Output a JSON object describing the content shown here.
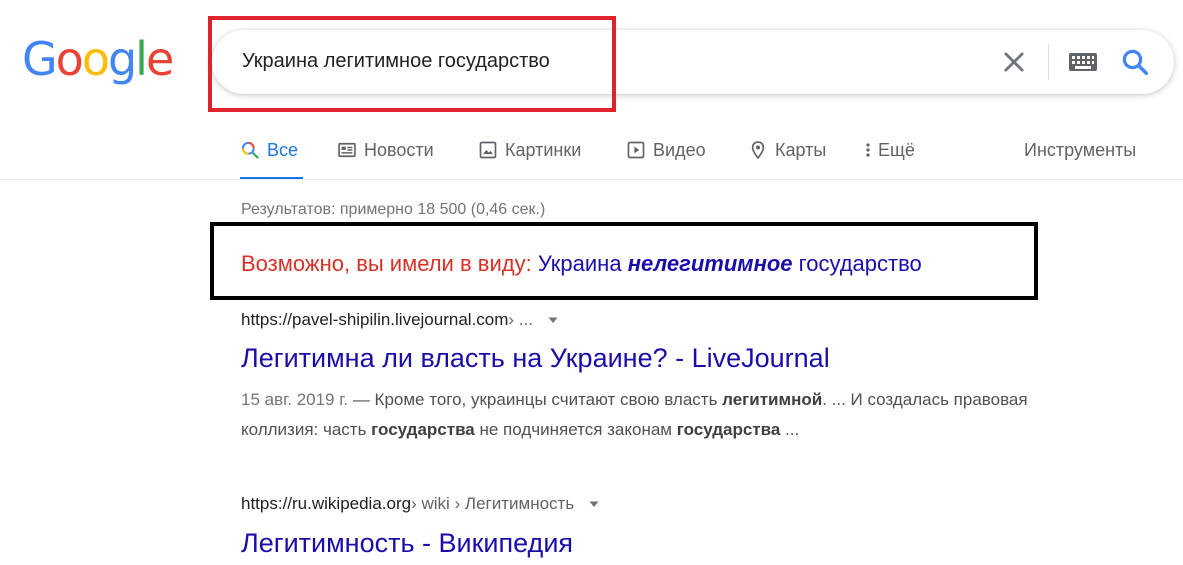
{
  "logo": {
    "letters": [
      "G",
      "o",
      "o",
      "g",
      "l",
      "e"
    ],
    "colors": [
      "#4285F4",
      "#EA4335",
      "#FBBC05",
      "#4285F4",
      "#34A853",
      "#EA4335"
    ]
  },
  "search": {
    "query": "Украина легитимное государство"
  },
  "tabs": [
    {
      "label": "Все",
      "icon": "search-icon",
      "active": true
    },
    {
      "label": "Новости",
      "icon": "news-icon"
    },
    {
      "label": "Картинки",
      "icon": "image-icon"
    },
    {
      "label": "Видео",
      "icon": "video-icon"
    },
    {
      "label": "Карты",
      "icon": "map-pin-icon"
    },
    {
      "label": "Ещё",
      "icon": "more-vert-icon"
    }
  ],
  "tools_label": "Инструменты",
  "stats": "Результатов: примерно 18 500 (0,46 сек.)",
  "did_you_mean": {
    "prefix": "Возможно, вы имели в виду:",
    "part1": "Украина",
    "bold": "нелегитимное",
    "part2": "государство"
  },
  "results": [
    {
      "cite_domain": "https://pavel-shipilin.livejournal.com",
      "cite_path": " › ...",
      "title": "Легитимна ли власть на Украине? - LiveJournal",
      "snippet": {
        "date": "15 авг. 2019 г.",
        "t1": " — Кроме того, украинцы считают свою власть ",
        "b1": "легитимной",
        "t2": ". ... И создалась правовая коллизия: часть ",
        "b2": "государства",
        "t3": " не подчиняется законам ",
        "b3": "государства",
        "t4": " ..."
      }
    },
    {
      "cite_domain": "https://ru.wikipedia.org",
      "cite_path": " › wiki › Легитимность",
      "title": "Легитимность - Википедия"
    }
  ],
  "colors": {
    "link": "#1a0dab",
    "accent": "#1a73e8",
    "did_you_mean": "#d93025",
    "highlight_red": "#e0242d",
    "highlight_black": "#000000"
  }
}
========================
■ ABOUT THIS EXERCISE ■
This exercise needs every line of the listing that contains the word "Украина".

■ TASK RESULT ■
    "query": "Украина легитимное государство"
    "part1": "Украина",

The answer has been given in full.